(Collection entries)
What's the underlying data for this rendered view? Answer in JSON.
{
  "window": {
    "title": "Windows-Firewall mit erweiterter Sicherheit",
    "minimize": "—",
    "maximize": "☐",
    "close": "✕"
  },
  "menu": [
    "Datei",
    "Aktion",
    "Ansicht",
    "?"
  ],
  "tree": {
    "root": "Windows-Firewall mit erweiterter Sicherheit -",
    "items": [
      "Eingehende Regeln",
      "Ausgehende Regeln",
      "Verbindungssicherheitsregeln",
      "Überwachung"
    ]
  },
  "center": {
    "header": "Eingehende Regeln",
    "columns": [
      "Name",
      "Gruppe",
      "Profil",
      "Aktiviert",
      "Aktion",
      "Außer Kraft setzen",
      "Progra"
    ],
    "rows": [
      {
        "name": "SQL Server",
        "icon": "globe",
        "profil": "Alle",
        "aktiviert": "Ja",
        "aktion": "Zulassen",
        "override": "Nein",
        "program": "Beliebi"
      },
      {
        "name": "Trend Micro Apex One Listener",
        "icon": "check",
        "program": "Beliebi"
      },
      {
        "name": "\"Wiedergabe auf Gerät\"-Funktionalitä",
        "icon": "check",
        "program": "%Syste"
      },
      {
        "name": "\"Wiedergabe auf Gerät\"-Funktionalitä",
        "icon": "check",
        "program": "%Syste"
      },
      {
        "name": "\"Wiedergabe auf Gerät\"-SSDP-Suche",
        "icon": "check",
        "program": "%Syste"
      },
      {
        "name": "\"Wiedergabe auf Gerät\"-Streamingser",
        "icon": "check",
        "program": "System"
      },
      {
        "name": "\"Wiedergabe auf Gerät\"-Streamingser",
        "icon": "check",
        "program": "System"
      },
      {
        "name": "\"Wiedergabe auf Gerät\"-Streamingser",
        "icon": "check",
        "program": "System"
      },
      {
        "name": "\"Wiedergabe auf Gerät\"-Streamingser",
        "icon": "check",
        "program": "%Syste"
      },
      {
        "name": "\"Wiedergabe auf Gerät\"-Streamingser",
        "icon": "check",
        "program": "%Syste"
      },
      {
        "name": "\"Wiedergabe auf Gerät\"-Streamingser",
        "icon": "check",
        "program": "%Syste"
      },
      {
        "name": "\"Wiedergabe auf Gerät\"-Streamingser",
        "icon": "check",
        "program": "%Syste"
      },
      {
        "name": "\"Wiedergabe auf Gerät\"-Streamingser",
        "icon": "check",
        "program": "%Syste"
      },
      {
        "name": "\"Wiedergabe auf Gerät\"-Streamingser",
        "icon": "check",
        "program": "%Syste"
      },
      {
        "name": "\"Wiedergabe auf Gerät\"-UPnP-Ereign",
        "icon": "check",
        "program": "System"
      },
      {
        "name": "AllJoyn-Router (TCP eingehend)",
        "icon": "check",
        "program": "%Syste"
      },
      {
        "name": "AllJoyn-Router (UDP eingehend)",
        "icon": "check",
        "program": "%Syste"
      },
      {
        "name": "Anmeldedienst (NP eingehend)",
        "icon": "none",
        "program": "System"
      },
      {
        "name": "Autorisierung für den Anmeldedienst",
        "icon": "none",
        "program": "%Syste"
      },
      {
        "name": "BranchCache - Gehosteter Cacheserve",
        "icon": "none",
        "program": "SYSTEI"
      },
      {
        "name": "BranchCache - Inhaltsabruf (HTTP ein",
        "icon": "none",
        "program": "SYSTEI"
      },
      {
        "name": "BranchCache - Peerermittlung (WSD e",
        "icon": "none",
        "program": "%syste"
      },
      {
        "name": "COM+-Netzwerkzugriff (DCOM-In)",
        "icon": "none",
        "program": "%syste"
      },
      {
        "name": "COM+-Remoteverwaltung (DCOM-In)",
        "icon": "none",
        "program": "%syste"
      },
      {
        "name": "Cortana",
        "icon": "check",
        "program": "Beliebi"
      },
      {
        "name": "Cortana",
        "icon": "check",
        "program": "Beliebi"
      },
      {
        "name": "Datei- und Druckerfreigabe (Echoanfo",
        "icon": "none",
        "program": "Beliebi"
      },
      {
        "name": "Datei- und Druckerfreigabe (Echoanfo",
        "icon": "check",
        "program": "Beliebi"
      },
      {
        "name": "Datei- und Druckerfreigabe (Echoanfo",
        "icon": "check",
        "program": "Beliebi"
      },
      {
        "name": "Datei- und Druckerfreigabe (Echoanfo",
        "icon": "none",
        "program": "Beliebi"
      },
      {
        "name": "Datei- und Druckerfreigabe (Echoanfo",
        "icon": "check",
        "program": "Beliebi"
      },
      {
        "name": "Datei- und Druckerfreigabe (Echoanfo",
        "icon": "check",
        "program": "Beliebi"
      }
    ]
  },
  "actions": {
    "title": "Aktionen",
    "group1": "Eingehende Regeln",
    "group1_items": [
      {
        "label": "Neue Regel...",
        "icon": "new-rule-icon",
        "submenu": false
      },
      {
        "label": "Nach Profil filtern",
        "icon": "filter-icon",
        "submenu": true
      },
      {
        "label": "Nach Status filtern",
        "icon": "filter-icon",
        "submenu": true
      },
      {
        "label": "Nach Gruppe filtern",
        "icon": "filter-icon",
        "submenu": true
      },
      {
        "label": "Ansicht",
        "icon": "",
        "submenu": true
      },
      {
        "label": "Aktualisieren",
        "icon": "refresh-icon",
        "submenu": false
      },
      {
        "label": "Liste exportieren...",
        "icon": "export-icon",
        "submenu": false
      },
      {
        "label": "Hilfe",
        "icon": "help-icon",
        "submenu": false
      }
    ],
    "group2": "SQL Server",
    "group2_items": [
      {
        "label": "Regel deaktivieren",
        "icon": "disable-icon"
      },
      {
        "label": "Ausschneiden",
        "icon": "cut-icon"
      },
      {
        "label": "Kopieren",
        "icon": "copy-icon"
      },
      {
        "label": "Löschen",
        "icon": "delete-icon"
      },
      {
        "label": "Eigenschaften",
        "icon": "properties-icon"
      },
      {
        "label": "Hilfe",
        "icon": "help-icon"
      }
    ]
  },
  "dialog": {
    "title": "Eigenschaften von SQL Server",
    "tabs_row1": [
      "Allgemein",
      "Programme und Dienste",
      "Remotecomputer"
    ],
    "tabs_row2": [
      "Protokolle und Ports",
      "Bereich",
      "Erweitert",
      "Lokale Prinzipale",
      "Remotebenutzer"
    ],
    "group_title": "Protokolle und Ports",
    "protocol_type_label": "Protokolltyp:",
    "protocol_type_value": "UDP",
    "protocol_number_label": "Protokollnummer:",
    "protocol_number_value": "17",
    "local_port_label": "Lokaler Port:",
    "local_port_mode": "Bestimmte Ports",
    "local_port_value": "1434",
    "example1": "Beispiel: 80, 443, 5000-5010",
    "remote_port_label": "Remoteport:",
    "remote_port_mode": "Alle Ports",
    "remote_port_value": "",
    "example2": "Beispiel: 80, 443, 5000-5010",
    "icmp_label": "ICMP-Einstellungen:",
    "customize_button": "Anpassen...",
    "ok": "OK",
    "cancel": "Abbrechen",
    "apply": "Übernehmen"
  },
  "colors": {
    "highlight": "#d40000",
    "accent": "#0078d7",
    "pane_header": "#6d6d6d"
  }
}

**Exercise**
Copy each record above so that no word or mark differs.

**Exercise result**
What's the underlying data for this rendered view? Answer in JSON.
{
  "window": {
    "title": "Windows-Firewall mit erweiterter Sicherheit",
    "minimize": "—",
    "maximize": "☐",
    "close": "✕"
  },
  "menu": [
    "Datei",
    "Aktion",
    "Ansicht",
    "?"
  ],
  "tree": {
    "root": "Windows-Firewall mit erweiterter Sicherheit -",
    "items": [
      "Eingehende Regeln",
      "Ausgehende Regeln",
      "Verbindungssicherheitsregeln",
      "Überwachung"
    ]
  },
  "center": {
    "header": "Eingehende Regeln",
    "columns": [
      "Name",
      "Gruppe",
      "Profil",
      "Aktiviert",
      "Aktion",
      "Außer Kraft setzen",
      "Progra"
    ],
    "rows": [
      {
        "name": "SQL Server",
        "icon": "globe",
        "profil": "Alle",
        "aktiviert": "Ja",
        "aktion": "Zulassen",
        "override": "Nein",
        "program": "Beliebi"
      },
      {
        "name": "Trend Micro Apex One Listener",
        "icon": "check",
        "program": "Beliebi"
      },
      {
        "name": "\"Wiedergabe auf Gerät\"-Funktionalitä",
        "icon": "check",
        "program": "%Syste"
      },
      {
        "name": "\"Wiedergabe auf Gerät\"-Funktionalitä",
        "icon": "check",
        "program": "%Syste"
      },
      {
        "name": "\"Wiedergabe auf Gerät\"-SSDP-Suche",
        "icon": "check",
        "program": "%Syste"
      },
      {
        "name": "\"Wiedergabe auf Gerät\"-Streamingser",
        "icon": "check",
        "program": "System"
      },
      {
        "name": "\"Wiedergabe auf Gerät\"-Streamingser",
        "icon": "check",
        "program": "System"
      },
      {
        "name": "\"Wiedergabe auf Gerät\"-Streamingser",
        "icon": "check",
        "program": "System"
      },
      {
        "name": "\"Wiedergabe auf Gerät\"-Streamingser",
        "icon": "check",
        "program": "%Syste"
      },
      {
        "name": "\"Wiedergabe auf Gerät\"-Streamingser",
        "icon": "check",
        "program": "%Syste"
      },
      {
        "name": "\"Wiedergabe auf Gerät\"-Streamingser",
        "icon": "check",
        "program": "%Syste"
      },
      {
        "name": "\"Wiedergabe auf Gerät\"-Streamingser",
        "icon": "check",
        "program": "%Syste"
      },
      {
        "name": "\"Wiedergabe auf Gerät\"-Streamingser",
        "icon": "check",
        "program": "%Syste"
      },
      {
        "name": "\"Wiedergabe auf Gerät\"-Streamingser",
        "icon": "check",
        "program": "%Syste"
      },
      {
        "name": "\"Wiedergabe auf Gerät\"-UPnP-Ereign",
        "icon": "check",
        "program": "System"
      },
      {
        "name": "AllJoyn-Router (TCP eingehend)",
        "icon": "check",
        "program": "%Syste"
      },
      {
        "name": "AllJoyn-Router (UDP eingehend)",
        "icon": "check",
        "program": "%Syste"
      },
      {
        "name": "Anmeldedienst (NP eingehend)",
        "icon": "none",
        "program": "System"
      },
      {
        "name": "Autorisierung für den Anmeldedienst",
        "icon": "none",
        "program": "%Syste"
      },
      {
        "name": "BranchCache - Gehosteter Cacheserve",
        "icon": "none",
        "program": "SYSTEI"
      },
      {
        "name": "BranchCache - Inhaltsabruf (HTTP ein",
        "icon": "none",
        "program": "SYSTEI"
      },
      {
        "name": "BranchCache - Peerermittlung (WSD e",
        "icon": "none",
        "program": "%syste"
      },
      {
        "name": "COM+-Netzwerkzugriff (DCOM-In)",
        "icon": "none",
        "program": "%syste"
      },
      {
        "name": "COM+-Remoteverwaltung (DCOM-In)",
        "icon": "none",
        "program": "%syste"
      },
      {
        "name": "Cortana",
        "icon": "check",
        "program": "Beliebi"
      },
      {
        "name": "Cortana",
        "icon": "check",
        "program": "Beliebi"
      },
      {
        "name": "Datei- und Druckerfreigabe (Echoanfo",
        "icon": "none",
        "program": "Beliebi"
      },
      {
        "name": "Datei- und Druckerfreigabe (Echoanfo",
        "icon": "check",
        "program": "Beliebi"
      },
      {
        "name": "Datei- und Druckerfreigabe (Echoanfo",
        "icon": "check",
        "program": "Beliebi"
      },
      {
        "name": "Datei- und Druckerfreigabe (Echoanfo",
        "icon": "none",
        "program": "Beliebi"
      },
      {
        "name": "Datei- und Druckerfreigabe (Echoanfo",
        "icon": "check",
        "program": "Beliebi"
      },
      {
        "name": "Datei- und Druckerfreigabe (Echoanfo",
        "icon": "check",
        "program": "Beliebi"
      }
    ]
  },
  "actions": {
    "title": "Aktionen",
    "group1": "Eingehende Regeln",
    "group1_items": [
      {
        "label": "Neue Regel...",
        "icon": "new-rule-icon",
        "submenu": false
      },
      {
        "label": "Nach Profil filtern",
        "icon": "filter-icon",
        "submenu": true
      },
      {
        "label": "Nach Status filtern",
        "icon": "filter-icon",
        "submenu": true
      },
      {
        "label": "Nach Gruppe filtern",
        "icon": "filter-icon",
        "submenu": true
      },
      {
        "label": "Ansicht",
        "icon": "",
        "submenu": true
      },
      {
        "label": "Aktualisieren",
        "icon": "refresh-icon",
        "submenu": false
      },
      {
        "label": "Liste exportieren...",
        "icon": "export-icon",
        "submenu": false
      },
      {
        "label": "Hilfe",
        "icon": "help-icon",
        "submenu": false
      }
    ],
    "group2": "SQL Server",
    "group2_items": [
      {
        "label": "Regel deaktivieren",
        "icon": "disable-icon"
      },
      {
        "label": "Ausschneiden",
        "icon": "cut-icon"
      },
      {
        "label": "Kopieren",
        "icon": "copy-icon"
      },
      {
        "label": "Löschen",
        "icon": "delete-icon"
      },
      {
        "label": "Eigenschaften",
        "icon": "properties-icon"
      },
      {
        "label": "Hilfe",
        "icon": "help-icon"
      }
    ]
  },
  "dialog": {
    "title": "Eigenschaften von SQL Server",
    "tabs_row1": [
      "Allgemein",
      "Programme und Dienste",
      "Remotecomputer"
    ],
    "tabs_row2": [
      "Protokolle und Ports",
      "Bereich",
      "Erweitert",
      "Lokale Prinzipale",
      "Remotebenutzer"
    ],
    "group_title": "Protokolle und Ports",
    "protocol_type_label": "Protokolltyp:",
    "protocol_type_value": "UDP",
    "protocol_number_label": "Protokollnummer:",
    "protocol_number_value": "17",
    "local_port_label": "Lokaler Port:",
    "local_port_mode": "Bestimmte Ports",
    "local_port_value": "1434",
    "example1": "Beispiel: 80, 443, 5000-5010",
    "remote_port_label": "Remoteport:",
    "remote_port_mode": "Alle Ports",
    "remote_port_value": "",
    "example2": "Beispiel: 80, 443, 5000-5010",
    "icmp_label": "ICMP-Einstellungen:",
    "customize_button": "Anpassen...",
    "ok": "OK",
    "cancel": "Abbrechen",
    "apply": "Übernehmen"
  },
  "colors": {
    "highlight": "#d40000",
    "accent": "#0078d7",
    "pane_header": "#6d6d6d"
  }
}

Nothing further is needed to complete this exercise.